Now available, the iPhone and Apple Watch app SeizAlarm offers those with epilepsy and other seizure disorders the ability to quickly request help from emergency contacts. Users are also able to keep a journal of seizure activity with the built in seizure log that allows for detailed descriptions to be recorded for future reference.

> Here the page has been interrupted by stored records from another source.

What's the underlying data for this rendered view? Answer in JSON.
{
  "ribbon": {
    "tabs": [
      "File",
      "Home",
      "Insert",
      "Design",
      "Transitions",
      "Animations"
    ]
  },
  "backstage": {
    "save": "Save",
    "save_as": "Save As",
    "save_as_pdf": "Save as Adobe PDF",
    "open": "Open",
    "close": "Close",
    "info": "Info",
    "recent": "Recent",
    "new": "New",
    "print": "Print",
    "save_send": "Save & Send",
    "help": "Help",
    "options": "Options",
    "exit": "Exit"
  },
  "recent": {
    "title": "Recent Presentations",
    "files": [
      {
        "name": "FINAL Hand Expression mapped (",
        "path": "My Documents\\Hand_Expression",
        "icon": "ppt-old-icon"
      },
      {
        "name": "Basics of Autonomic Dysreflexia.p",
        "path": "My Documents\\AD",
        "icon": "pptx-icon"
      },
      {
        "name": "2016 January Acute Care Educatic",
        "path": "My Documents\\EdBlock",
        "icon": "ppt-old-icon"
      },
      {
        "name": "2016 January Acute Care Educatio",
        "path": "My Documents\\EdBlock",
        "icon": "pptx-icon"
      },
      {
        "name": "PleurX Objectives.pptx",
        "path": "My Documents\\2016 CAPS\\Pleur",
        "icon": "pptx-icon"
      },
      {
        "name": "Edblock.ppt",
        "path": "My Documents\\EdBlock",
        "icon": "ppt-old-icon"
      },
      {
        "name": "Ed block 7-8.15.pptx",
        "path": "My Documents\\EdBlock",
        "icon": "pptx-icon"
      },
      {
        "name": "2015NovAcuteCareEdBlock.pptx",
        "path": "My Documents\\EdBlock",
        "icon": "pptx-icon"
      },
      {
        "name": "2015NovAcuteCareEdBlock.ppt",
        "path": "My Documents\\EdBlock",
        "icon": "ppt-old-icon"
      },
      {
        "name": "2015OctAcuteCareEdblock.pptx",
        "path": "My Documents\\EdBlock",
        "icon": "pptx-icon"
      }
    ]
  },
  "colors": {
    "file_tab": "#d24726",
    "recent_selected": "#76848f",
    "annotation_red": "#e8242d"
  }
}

Orlando, FL, April 23, 2015 –(PR.com)– With SeizAlarm there are two ways to request help. One is to request help immediately and the other is a “Seizure Warning” feature for those that frequently have auras (simple-partial seizures) that don’t always lead to a convulsive grand mal seizure. The “Seizure Warning” allows the user to start a time delayed help request. Once initiated, a timer counts down the customizable delay and the user is able to extend the time on the timer if needed. If the request isn’t ended manually then a help request is sent to the user’s emergency contacts. This is helpful if the user becomes unresponsive due to a seizure. So, the user can initiate the request and not worry about contacting someone. When a help request is sent to the user’s emergency contacts they will receive a text, email and a phone call notifying them about the request. The user’s GPS coordinates will also be sent so they know exactly where the user is located.
“As an epileptic myself, I wanted to create an app that I could use to request help if I need it. Having this functionality brings me peace of mind and helps me feel more secure in my independence,” said Greg Pabst, Co-Founder of SeizAlarm.
SeizAlarm is available free in the app store with free help request service for a limited time. In the near future, SeizAlarm will also offer seizure-like motion detection via the iPhone. This will allow for seizure help requests to be automatically sent upon the onset of an unexpected convulsive seizure.
Please visit www.seizalarm.com for more information on SeizAlarm.
SeizAlarm is developed by SeizAlarm, LLC which was co-founded by Greg Pabst and Bryan Heitman.